MYTH: Acne is only for teenagers 

FALSE: Unfortunately, this is not true. Adults, even in their 60s can have acne just like teenagers. And just in case you thought it was safe, having clear skin as a teenager isn’t a guarantee that you won’t get acne later in life.

Dermatologists call this adult-onset acne and it is most common among women going through menopause. Women tend to get adult acne more often than men do. If you’re getting acne as an adult, it is likely due to one or more of the following reasons: fluctuating hormone levels, stress, hair and skin products, medication and side effects, family history or even an undiagnosed medical condition.

Be rest assured that adult acne can be cured with the help of a dermatologist and patience.

MYTH: Makeup causes acne

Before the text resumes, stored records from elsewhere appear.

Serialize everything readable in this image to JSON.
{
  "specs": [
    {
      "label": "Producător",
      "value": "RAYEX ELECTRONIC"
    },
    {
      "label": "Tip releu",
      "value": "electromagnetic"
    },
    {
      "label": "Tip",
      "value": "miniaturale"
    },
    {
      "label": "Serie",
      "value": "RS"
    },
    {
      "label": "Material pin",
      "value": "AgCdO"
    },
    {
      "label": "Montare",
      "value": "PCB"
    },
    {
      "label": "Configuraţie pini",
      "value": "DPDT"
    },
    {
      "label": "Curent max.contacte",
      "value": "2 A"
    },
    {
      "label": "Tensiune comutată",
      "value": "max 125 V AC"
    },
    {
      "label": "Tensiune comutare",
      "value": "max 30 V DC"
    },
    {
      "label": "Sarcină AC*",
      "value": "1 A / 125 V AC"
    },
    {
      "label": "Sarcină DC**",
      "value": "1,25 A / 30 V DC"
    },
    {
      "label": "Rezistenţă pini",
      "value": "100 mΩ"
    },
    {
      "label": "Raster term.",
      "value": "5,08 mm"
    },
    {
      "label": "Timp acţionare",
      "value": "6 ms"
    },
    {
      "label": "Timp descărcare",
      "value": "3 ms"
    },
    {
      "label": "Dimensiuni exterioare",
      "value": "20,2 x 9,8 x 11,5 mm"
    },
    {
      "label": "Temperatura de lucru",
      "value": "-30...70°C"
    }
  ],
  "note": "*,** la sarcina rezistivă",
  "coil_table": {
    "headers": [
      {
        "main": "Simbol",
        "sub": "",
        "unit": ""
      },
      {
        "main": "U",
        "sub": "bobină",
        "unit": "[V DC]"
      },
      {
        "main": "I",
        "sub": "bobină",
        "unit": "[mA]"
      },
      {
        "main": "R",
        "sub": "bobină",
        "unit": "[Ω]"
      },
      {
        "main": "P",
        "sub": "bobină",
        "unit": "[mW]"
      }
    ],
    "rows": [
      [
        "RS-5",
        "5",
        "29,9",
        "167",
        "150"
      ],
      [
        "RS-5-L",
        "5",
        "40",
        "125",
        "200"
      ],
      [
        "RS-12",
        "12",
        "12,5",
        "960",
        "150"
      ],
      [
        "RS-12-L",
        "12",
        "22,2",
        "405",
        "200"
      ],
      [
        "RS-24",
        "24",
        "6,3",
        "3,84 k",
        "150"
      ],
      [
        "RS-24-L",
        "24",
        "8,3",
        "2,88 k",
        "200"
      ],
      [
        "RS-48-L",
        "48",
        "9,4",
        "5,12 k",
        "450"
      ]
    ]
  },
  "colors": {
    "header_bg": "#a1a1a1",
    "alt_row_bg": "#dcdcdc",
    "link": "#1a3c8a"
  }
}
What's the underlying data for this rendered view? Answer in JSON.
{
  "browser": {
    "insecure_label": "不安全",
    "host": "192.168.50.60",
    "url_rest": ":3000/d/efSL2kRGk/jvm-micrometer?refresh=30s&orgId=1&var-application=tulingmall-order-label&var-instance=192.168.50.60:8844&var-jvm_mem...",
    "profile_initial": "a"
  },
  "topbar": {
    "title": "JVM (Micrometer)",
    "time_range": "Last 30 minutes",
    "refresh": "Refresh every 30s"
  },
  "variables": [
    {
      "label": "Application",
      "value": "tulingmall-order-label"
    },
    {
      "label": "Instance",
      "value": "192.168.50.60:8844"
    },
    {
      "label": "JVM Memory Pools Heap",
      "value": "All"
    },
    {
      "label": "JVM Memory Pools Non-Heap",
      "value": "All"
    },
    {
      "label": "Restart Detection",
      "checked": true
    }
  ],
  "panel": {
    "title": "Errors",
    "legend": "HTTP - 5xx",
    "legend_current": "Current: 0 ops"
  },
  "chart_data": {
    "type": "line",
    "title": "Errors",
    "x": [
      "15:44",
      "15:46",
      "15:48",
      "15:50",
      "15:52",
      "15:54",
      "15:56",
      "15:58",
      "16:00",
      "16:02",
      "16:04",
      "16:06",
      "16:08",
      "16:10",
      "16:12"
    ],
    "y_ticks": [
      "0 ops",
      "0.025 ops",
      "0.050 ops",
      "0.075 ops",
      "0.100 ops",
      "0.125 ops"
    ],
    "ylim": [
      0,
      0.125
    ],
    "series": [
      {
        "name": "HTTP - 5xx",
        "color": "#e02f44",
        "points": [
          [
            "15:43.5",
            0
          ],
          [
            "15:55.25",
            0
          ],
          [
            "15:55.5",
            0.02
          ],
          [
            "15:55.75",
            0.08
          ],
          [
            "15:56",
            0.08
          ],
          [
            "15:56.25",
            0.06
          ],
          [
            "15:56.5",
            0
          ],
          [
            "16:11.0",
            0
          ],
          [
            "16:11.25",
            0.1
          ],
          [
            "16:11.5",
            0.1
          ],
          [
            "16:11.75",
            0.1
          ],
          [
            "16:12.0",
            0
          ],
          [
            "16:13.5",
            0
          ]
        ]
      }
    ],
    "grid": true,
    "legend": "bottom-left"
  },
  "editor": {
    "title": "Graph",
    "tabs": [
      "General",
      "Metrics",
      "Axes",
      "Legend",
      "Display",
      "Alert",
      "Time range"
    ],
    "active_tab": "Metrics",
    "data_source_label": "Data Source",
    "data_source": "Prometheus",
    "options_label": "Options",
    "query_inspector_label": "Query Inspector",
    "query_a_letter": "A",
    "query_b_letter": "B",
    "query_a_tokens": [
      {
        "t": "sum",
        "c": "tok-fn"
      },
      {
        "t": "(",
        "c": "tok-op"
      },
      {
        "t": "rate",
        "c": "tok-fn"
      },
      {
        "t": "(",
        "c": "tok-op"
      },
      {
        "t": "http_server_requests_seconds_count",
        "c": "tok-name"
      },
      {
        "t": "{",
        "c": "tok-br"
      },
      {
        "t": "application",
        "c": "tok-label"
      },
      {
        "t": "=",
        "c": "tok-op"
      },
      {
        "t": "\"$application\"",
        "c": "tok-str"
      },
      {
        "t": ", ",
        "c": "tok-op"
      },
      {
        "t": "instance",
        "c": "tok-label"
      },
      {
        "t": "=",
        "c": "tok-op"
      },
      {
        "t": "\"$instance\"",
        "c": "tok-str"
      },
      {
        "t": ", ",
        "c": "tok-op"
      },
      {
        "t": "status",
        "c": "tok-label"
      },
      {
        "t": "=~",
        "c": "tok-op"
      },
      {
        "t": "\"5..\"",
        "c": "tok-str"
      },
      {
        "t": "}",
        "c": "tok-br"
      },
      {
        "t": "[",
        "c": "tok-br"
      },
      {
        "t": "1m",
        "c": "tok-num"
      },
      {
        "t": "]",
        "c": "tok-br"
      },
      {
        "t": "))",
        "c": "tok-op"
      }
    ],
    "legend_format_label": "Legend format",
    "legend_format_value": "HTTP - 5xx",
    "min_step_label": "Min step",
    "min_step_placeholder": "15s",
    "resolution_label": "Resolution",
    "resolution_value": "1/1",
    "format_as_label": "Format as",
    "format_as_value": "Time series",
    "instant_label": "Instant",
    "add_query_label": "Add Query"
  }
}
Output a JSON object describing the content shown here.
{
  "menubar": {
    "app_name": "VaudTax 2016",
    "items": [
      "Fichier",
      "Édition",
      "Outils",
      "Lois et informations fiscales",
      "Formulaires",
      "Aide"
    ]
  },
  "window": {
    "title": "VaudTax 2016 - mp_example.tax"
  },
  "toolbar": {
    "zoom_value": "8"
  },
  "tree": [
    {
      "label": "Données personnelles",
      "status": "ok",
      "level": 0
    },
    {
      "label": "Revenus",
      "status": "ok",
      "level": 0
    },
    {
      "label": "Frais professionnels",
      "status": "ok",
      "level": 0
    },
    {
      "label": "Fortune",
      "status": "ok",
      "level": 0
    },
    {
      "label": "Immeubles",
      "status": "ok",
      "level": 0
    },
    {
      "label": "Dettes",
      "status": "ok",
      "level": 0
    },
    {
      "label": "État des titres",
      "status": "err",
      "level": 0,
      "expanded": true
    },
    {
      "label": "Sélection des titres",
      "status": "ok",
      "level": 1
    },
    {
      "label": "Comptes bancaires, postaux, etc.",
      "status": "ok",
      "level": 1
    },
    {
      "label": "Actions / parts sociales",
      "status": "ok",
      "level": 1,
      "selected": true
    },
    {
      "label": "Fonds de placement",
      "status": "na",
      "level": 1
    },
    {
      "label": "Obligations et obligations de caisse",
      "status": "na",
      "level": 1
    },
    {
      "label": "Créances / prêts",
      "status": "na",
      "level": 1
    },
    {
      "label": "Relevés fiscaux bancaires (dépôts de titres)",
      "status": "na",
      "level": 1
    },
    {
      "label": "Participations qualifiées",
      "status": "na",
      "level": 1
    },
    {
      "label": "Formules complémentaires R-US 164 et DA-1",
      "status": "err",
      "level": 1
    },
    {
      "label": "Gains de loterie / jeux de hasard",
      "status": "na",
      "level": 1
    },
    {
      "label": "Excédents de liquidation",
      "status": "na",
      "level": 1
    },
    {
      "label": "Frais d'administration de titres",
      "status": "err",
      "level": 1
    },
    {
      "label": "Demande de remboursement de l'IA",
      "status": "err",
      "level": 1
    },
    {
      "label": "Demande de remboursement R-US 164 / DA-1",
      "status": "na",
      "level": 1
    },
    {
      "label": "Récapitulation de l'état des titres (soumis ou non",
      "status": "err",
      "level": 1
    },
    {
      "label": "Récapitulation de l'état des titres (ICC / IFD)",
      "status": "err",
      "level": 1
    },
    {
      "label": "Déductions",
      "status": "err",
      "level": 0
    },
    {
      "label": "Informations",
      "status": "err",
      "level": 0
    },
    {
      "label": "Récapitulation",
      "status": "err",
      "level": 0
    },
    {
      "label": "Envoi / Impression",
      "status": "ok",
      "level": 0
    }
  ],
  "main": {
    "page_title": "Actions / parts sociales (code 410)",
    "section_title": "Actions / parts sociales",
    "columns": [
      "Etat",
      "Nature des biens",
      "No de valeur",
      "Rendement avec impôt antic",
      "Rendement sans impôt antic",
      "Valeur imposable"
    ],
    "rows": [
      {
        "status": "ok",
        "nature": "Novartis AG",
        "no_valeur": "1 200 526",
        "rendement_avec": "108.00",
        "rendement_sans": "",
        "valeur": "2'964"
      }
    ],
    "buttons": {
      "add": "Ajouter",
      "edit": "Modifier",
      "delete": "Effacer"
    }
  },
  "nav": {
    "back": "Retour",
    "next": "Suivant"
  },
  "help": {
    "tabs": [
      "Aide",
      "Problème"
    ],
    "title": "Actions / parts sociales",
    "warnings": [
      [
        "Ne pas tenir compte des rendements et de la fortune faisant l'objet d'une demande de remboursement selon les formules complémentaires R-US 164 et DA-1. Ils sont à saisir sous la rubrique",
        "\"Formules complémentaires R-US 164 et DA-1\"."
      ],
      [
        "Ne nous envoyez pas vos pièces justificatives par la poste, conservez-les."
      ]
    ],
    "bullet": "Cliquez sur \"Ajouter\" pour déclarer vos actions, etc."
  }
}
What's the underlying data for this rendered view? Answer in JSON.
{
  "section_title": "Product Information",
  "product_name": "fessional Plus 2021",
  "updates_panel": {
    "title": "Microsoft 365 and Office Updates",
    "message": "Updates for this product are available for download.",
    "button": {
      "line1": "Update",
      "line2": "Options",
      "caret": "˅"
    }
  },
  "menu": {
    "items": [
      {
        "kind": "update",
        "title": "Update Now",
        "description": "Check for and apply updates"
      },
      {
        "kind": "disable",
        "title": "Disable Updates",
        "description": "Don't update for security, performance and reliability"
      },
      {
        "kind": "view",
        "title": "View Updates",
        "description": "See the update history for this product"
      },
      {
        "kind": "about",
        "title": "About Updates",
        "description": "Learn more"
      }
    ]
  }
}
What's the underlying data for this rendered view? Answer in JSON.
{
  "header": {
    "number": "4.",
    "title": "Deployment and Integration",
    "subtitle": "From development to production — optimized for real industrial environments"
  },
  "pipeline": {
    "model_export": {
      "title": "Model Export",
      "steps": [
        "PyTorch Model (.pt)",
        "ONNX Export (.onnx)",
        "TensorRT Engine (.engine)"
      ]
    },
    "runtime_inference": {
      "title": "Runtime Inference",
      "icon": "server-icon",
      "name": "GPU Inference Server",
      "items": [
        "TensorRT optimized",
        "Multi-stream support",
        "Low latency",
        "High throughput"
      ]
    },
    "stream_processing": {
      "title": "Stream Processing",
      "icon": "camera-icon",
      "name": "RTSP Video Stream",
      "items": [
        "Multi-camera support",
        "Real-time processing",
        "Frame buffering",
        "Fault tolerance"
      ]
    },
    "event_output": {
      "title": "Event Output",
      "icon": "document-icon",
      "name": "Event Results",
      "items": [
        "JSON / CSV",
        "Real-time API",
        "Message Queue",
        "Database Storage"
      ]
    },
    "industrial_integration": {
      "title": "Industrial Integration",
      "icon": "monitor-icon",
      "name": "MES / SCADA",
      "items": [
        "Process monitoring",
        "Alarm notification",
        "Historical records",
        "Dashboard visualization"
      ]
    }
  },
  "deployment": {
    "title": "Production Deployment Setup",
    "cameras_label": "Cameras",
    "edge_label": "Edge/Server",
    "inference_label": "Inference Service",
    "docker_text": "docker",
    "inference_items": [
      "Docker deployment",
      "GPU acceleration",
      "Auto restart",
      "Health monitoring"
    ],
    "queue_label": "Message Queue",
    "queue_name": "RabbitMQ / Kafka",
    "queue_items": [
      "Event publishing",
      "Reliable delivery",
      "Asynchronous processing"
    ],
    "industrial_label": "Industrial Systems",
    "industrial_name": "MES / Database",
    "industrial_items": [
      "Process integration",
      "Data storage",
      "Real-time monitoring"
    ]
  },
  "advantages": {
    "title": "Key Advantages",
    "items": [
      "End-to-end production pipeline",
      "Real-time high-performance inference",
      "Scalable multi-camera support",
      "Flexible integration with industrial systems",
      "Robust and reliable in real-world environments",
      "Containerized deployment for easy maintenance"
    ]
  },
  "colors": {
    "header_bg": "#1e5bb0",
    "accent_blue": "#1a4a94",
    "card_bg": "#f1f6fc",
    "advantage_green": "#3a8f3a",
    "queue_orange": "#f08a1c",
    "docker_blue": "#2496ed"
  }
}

FALSE: While there is no research that shows that makeup causes acne if you’re not removing it completely, then you’re going to run into problems. When you don’t get all your makeup off at night or fall asleep in your makeup, it can clog your pores and cause a breakout. So while makeup itself is not harmful, bad hygiene is, so always be sure to double cleanse your face every night, no matter how late it is or how tired and drunk you are and keep your makeup brushes and sponges clean, with a weekly or bi-weekly wash or complete wipe down with an alcohol towelette.

makeup

6. MYTH: Toothpaste is an effective way to clear up pimples

False: You are better off using over-the-counter benzoyl peroxide, salicylic acid or resorcinol. Over time, the fluoride in toothpaste applied to the skin could actually aggravate acne so we would not recommend this.

7. MYTH: Exercise gets rid of cellulite

True and false: Because hormones and genetics are the leading cause of cellulite, exercise won’t get rid of it, unfortunately, but may reduce it. Cellulite is fat, so the less fat you have, the less noticeable it will be; however it should be noted that even very fit, toned women can have cellulite.

cellulite.jpg

MYTH: Plucking stray grey hairs causes more to grow in their place

FALSE: This is an old wives’ tale. Plucking or over-plucking can result in bald patches, so while it won’t cause more grey hairs, if you are grey over a large area, it would be best to cover the greys with colour instead, rather than sport a bald patch.

MYTH: Hair grows back thicker and darker if you shave

FALSE: Not all of us can afford to sign up for laser hair removal, especially if we are ‘blessed’ with more hair than we need on our body (instead of our head, brows and lashes), which makes shaving the cheapest option available.

Unlike what most people say, shaving hair is just cutting the end, so it has no effect on root and therefore no effect on growth. Shaved hair may look different because the ends are blunt and not tapered, but rest assured, it does not grow back thicker, so go ahead and grab yourself a good razor and get shaving!

Shaving

MYTH: Deodorants and antiperspirants cause cancer

FALSE: According to the NSW Cancer Council, research studies have reported no increased risk of breast cancer in women who used deodorant, including among those who use deodorant immediately after shaving.

The myth that deodorant causes breast cancer originated from an email hoax that claimed that deodorants/antiperspirants prevent the body from sweating out toxins.

However, since toxins are not released from the body via sweating but excreted through the liver and kidneys, the whole theory collapses on itself, so instead of being a little stinker, go ahead and apply some deodorant.